Talking to a teacher who was overwhelmed by the disruptive behavior of one child, it dawned upon me the challenges the teachers face everyday in their classrooms. One of the most amazing professions requires an overdose of patience, kindness and most importantly self-compassion. What does self-compassion translate to in the teaching scenario? Translated in lay terms, it means being kind to oneself. More often than not we do not take a moment and give a pat on our shoulders and breathe and be compassionate to our self.
Teacher burnout is not well documented in our country but we see more and more teachers leaving the profession for other jobs. Teachers need to understand they have a huge responsibility on their shoulders and the multiple stakeholders in the education need to support them in all ways. No part of teacher training focuses on the teaching of emotional and social skills teachers require to function at their optimal level or on self-care strategies.
A lot of research has been done in the field of self-compassion. Pioneer Kristin Neff at the University of Texas has documented the positive effects of it in her book Self-Compassion and is of the opinion it can greatly benefit teachers and it is a skill that can be taught and then practiced.
Ways to practice self-compassion include talking to oneself in a kind manner. Acknowledging the hard work that you do as a teacher, learning to give a pat on your own back. It is about appreciating the hard work that you put in and knowing intrinsically that you make a difference. It is entwined with the human values of love and self-respect.
The other key component to self-compassion is recognising our common humanity. In other words, it is helpful to remember that we are all in this together and everyone has to deal with the challenges of life. They can organise sessions with their colleagues to discuss their challenges. Support systems can be created and debriefing session held in schools.

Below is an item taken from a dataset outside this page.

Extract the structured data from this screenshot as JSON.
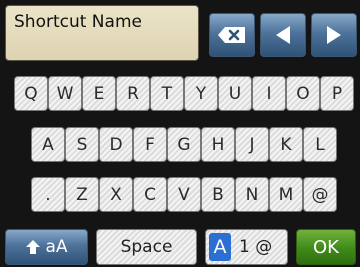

The third and final component of self-compassion is being mindful. Teachers who practice mindfulness are less likely to experience negative emotions. It is about taking time to be aware. It is about creating ‘ME moments in the course of a day or practicing mindfulness techniques.
Teaching is not a profession, it is a vocation. Teachers impact the lives of their students in ways that cannot be measured. And by no means their job is an easy one. But in practicing self-compassion they find it within themselves to meet those challenges in a positive way.
The author is Dr. Nalini Taneja – a teacher, author and a speaker. She is the Chief Enough Officer at Aham I Am Enough Training Group an education consultancy firm that works on integrating Human Values and Social and Emotional Learning Skills (SEL) with education. She can be reached at email@example.com.